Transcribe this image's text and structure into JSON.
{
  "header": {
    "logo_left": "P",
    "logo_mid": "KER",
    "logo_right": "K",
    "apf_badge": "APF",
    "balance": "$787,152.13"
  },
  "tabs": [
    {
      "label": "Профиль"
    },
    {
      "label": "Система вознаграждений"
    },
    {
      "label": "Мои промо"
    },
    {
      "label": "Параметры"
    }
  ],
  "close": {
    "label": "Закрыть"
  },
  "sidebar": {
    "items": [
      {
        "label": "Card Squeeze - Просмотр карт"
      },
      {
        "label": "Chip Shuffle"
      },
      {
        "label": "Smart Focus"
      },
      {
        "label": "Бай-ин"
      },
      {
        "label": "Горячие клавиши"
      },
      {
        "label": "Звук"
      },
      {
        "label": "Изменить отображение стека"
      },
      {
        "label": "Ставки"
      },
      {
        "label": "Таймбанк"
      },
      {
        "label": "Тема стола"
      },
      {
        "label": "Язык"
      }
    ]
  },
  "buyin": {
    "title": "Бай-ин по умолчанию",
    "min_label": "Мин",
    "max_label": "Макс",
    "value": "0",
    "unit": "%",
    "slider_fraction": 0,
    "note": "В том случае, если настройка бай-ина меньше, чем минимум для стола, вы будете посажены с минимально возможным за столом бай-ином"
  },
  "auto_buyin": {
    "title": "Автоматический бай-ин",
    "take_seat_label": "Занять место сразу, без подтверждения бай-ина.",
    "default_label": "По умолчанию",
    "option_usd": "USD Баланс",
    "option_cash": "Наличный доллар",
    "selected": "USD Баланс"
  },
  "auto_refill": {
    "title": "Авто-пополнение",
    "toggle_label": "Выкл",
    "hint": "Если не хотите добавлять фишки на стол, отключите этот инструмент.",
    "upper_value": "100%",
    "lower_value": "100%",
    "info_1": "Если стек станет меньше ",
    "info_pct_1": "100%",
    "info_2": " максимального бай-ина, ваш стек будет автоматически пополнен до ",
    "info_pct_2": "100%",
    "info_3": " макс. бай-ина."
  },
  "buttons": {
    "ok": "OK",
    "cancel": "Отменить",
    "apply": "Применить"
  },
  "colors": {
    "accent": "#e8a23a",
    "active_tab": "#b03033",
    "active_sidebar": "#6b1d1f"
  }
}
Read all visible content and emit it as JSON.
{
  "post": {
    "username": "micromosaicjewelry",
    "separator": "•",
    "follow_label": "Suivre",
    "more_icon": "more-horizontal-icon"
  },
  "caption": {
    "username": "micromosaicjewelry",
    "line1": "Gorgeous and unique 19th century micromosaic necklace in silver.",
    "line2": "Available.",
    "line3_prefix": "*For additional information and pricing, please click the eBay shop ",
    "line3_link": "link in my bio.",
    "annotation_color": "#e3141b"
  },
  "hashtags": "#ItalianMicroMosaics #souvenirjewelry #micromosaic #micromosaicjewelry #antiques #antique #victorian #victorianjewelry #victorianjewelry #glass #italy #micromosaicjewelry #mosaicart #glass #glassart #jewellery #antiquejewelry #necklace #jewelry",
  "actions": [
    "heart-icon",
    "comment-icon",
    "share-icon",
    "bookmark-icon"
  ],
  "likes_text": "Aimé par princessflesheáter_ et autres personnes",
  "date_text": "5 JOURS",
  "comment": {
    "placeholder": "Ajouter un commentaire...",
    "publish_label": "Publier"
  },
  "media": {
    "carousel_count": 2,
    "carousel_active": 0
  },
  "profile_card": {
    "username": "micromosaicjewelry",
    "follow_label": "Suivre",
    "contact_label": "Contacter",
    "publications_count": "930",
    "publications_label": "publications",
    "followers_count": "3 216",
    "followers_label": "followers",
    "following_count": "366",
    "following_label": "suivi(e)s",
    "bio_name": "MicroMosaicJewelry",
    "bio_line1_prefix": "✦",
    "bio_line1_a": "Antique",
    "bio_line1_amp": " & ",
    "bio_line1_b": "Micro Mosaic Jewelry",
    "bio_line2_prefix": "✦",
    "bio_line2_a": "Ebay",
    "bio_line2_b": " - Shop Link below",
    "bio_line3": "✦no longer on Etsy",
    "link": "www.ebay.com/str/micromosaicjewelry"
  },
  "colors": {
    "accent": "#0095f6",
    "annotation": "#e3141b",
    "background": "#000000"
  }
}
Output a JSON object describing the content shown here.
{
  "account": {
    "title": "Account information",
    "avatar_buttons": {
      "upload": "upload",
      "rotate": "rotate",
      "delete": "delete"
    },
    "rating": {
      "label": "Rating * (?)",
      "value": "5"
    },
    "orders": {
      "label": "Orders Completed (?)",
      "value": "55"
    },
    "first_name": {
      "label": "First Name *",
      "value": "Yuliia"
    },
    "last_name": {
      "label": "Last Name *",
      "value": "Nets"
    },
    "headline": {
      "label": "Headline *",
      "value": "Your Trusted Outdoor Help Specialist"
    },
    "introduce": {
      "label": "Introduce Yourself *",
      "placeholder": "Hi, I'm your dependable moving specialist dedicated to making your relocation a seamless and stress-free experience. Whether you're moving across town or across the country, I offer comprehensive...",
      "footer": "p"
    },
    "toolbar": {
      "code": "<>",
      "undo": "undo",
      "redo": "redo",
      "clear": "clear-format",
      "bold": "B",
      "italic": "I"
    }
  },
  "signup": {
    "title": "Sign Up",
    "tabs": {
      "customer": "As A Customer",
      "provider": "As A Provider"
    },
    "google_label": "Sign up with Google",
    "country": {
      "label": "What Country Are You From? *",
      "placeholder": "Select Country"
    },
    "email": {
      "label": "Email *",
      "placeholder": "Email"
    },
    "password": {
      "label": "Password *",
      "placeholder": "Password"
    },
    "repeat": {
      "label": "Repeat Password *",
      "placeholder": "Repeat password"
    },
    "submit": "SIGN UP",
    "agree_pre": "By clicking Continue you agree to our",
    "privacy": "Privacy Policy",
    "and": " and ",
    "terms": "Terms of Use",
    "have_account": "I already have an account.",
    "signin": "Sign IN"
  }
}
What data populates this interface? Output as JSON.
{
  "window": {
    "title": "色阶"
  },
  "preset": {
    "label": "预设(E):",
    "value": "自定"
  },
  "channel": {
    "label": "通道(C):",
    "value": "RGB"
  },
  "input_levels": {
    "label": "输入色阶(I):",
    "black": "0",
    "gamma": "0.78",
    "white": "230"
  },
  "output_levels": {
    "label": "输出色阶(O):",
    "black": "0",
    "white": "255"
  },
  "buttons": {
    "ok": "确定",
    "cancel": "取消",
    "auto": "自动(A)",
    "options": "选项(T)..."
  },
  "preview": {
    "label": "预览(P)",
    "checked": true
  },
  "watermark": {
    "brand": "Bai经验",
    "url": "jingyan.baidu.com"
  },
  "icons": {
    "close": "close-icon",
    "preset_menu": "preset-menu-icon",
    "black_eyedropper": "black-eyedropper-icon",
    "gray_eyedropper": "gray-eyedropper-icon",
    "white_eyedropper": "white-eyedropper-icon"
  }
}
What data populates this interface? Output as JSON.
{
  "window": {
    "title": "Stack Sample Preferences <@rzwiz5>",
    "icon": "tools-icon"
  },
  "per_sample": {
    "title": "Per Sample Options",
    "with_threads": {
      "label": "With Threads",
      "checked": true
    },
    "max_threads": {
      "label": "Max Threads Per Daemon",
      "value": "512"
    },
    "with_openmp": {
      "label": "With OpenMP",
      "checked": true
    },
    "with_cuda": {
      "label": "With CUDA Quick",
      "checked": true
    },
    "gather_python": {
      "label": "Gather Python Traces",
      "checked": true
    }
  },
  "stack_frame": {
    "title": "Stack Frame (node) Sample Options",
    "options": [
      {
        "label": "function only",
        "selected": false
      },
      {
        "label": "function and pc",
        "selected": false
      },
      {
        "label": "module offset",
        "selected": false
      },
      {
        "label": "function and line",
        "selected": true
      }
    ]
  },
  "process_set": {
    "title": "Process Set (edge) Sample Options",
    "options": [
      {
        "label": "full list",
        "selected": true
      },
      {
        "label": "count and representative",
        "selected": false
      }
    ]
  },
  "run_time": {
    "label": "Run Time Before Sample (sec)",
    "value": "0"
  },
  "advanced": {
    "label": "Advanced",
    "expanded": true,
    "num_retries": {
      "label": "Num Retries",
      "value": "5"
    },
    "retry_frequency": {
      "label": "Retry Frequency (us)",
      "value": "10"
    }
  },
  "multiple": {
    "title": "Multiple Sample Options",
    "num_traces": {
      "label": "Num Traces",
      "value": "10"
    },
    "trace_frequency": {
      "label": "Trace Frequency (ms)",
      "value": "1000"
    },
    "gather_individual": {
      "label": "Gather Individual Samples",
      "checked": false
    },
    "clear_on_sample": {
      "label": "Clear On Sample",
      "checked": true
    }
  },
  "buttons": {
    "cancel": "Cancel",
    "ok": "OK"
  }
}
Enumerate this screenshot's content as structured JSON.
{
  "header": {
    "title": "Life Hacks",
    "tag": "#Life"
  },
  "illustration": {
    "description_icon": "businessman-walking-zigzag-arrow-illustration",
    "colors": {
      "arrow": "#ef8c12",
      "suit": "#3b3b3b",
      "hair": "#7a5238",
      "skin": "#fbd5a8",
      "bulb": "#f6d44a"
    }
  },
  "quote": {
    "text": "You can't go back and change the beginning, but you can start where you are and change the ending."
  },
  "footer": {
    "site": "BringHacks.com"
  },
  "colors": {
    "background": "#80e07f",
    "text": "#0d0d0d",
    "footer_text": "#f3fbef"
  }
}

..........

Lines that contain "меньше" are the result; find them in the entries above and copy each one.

    "note": "В том случае, если настройка бай-ина меньше, чем минимум для стола, вы будете посажены с минимально возможным за столом бай-ином"
    "info_1": "Если стек станет меньше ",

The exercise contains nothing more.